GUEST POST by Jonathan McKee. Jonathan is the author of numerous books including the brand new Candid Confessions of an Imperfect Parent, as well as youth ministry books like Connect: Real Relationships in a World of Isolation. You can find his excellent blog here.
Last year half of America sat on their couches watching two wholesome young contestants battle head to head on the American Idol finale’. Emotions were high all around as parents and children alike watched one of the few remaining shows on television that families actually watch together.
Cut to a commercial.
Back to American Idol. Lady Gaga takes the stage, dancing provocatively, eventually lying down, literally spreading open her legs as one of her dancers seductively crawls on top… that’s all that most families saw because they were scrambling for the remote control.
Every Christian parent had a decision to make at that moment. Did American Idol go too far? Should parents discard the whole show? And if we do turn shows like Idol off, are we teaching our kids discernment… or just setting them up to rebel?
Most parents would agree that some TV is clearly inappropriate for our kids (Sex and the City, Two and Half Men). Others would agree that some shows are clearly appropriate…although you might have to go back to the 80’s to find them (The Cosby Show, the Waltons). The question is… what do we do with the shows in between?
Perhaps parents need to learn to use three buttons on their remote control.
Let me explain. Thanks to the invention of the DVR, I now record all TV. This allows me to pause and fast forward shows at any time. Call me spoiled, but I don’t even watch live TV anymore. This freedom has allowed me to make good use of three buttons every parent should use on their remote control:
1. The Pause Button: The pause button is a great button for provoking conversation with my kids. It works like this. Our family will be comfortably nesting in our couch watching our favorite detective show. The show is clean overall, but isn’t free from an occasional questionable comment. For example, a single female character will make a comment about not having sex in 3 months. Her friend gasps, “Really, 3 months!!!”

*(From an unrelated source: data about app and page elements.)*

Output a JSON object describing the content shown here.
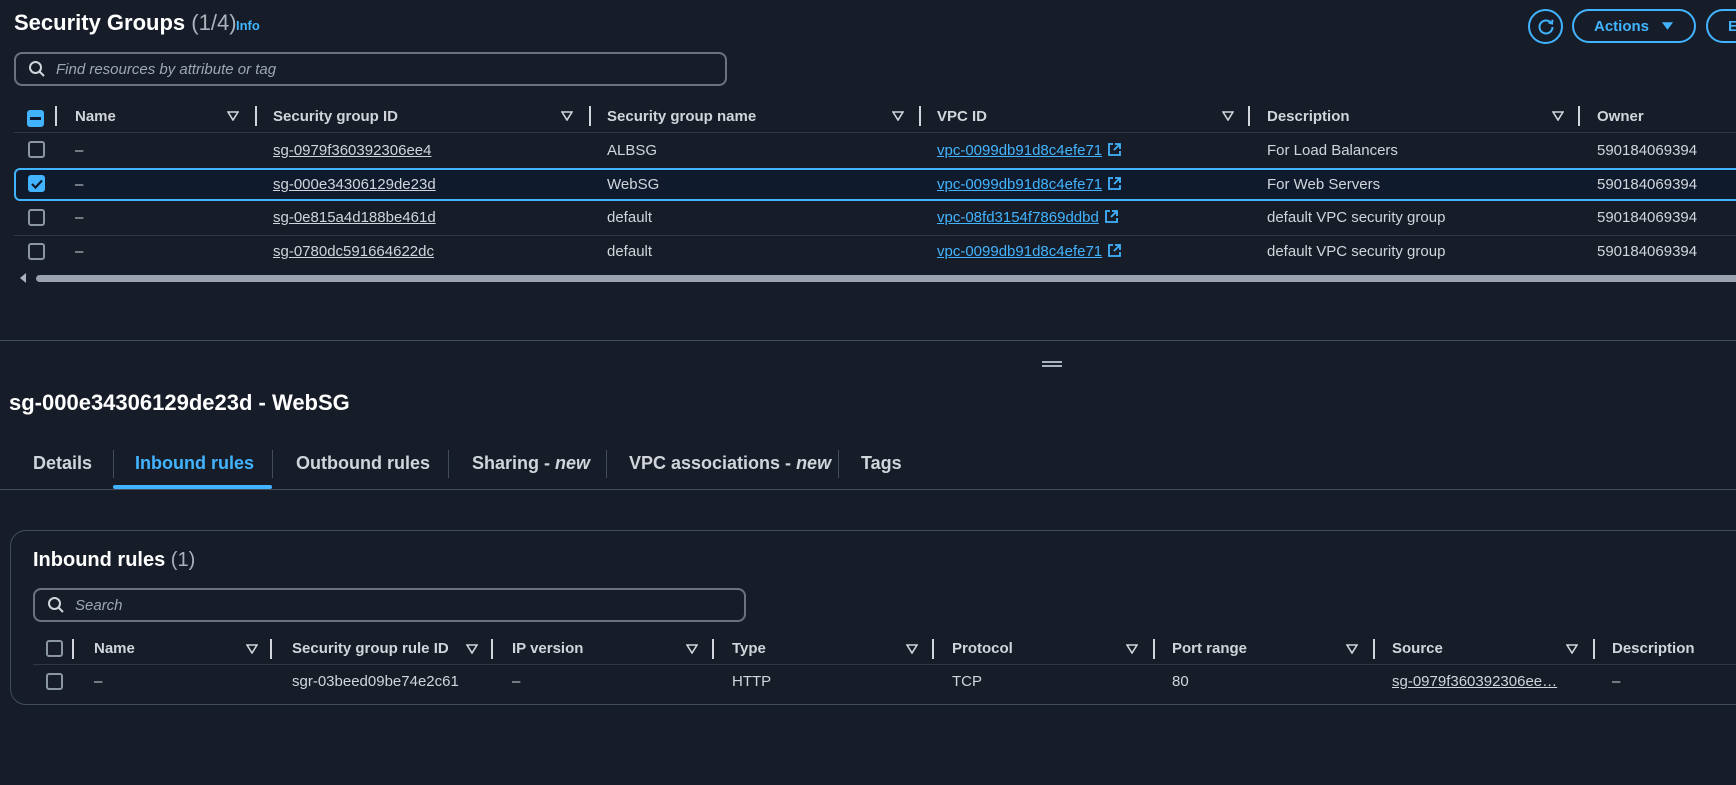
{
  "header": {
    "title": "Security Groups",
    "count": "(1/4)",
    "info_label": "Info",
    "actions_label": "Actions",
    "next_button_label": "E",
    "search_placeholder": "Find resources by attribute or tag"
  },
  "sg_table": {
    "columns": [
      "Name",
      "Security group ID",
      "Security group name",
      "VPC ID",
      "Description",
      "Owner"
    ],
    "rows": [
      {
        "name": "–",
        "id": "sg-0979f360392306ee4",
        "group_name": "ALBSG",
        "vpc_id": "vpc-0099db91d8c4efe71",
        "description": "For Load Balancers",
        "owner": "590184069394",
        "selected": false
      },
      {
        "name": "–",
        "id": "sg-000e34306129de23d",
        "group_name": "WebSG",
        "vpc_id": "vpc-0099db91d8c4efe71",
        "description": "For Web Servers",
        "owner": "590184069394",
        "selected": true
      },
      {
        "name": "–",
        "id": "sg-0e815a4d188be461d",
        "group_name": "default",
        "vpc_id": "vpc-08fd3154f7869ddbd",
        "description": "default VPC security group",
        "owner": "590184069394",
        "selected": false
      },
      {
        "name": "–",
        "id": "sg-0780dc591664622dc",
        "group_name": "default",
        "vpc_id": "vpc-0099db91d8c4efe71",
        "description": "default VPC security group",
        "owner": "590184069394",
        "selected": false
      }
    ]
  },
  "detail": {
    "title": "sg-000e34306129de23d - WebSG",
    "tabs": [
      {
        "label": "Details",
        "suffix": ""
      },
      {
        "label": "Inbound rules",
        "suffix": ""
      },
      {
        "label": "Outbound rules",
        "suffix": ""
      },
      {
        "label": "Sharing - ",
        "suffix": "new"
      },
      {
        "label": "VPC associations - ",
        "suffix": "new"
      },
      {
        "label": "Tags",
        "suffix": ""
      }
    ],
    "active_tab": "Inbound rules"
  },
  "inbound": {
    "title": "Inbound rules",
    "count": "(1)",
    "search_placeholder": "Search",
    "columns": [
      "Name",
      "Security group rule ID",
      "IP version",
      "Type",
      "Protocol",
      "Port range",
      "Source",
      "Description"
    ],
    "rows": [
      {
        "name": "–",
        "rule_id": "sgr-03beed09be74e2c61",
        "ip_version": "–",
        "type": "HTTP",
        "protocol": "TCP",
        "port_range": "80",
        "source": "sg-0979f360392306ee…",
        "description": "–"
      }
    ]
  },
  "colors": {
    "accent": "#42b4ff",
    "background": "#161d28",
    "selected_row": "#0f1b2d"
  }
}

That’s my cue.
Let me be the first to admit that this action isn’t usually met with cheers from my house. As a matter of a fact, it’s usually met with groans. But I always continue forward. The key is to not lecture, but just ask questions.
“So, these girls are obviously implying that sexual activity is recommended for single young women. What are some of the benefits of being sexually active at that age?”
My girls usually answer pretty quick, because they want me to start the show. I usually ask a follow up question. “What are some of the drawbacks to this kind of lifestyle?”
Questions are fun because they require our kids to think through the issues enough to have to provide the answers. It also removes the burden of lecturing from the parent (and kids don’t mind that).
But sometimes the “pause” button isn’t enough. Sometimes a show requires…
2. The Fast Forward Button: The Lady Gaga moment on American Idol was an example of that. The fast forward button comes in handy during many of the performances by pop stars on shows like Idol. I’m not one to totally shelter my kids, but sometimes the stuff on TV is purely gratuitous. It’s times like this that the fast forward button is really handy.
Those parents who have young boys will find this button handy during football games… for the beer commercials. Some of these commercials are really funny. But many parents might notice how wide our sons’ eyes get when a Super Bowl commercial shows two girls in tight t-shirts start to get into a fight in a fountain (remember that one?). Fast forward.
But what if the show has too many of these moments. Good question. That’s when I like to use…
3. The Off Button: You can only watch so many minutes of Desperate Housewives before you realize you are going to wear out your pause and fast forward buttons. It’s times like this we need to teach our kids how to use the off button. It’s okay to say, “This doesn’t belong in our house.”
Every parent is going to make these discerning choices a little differently, and that’s okay. The key is to teach our kids to make these decisions along the way. The remote is a cool little tool to help you do that.
Question: Do you have any TV “rules” that you apply within your family? Share them here.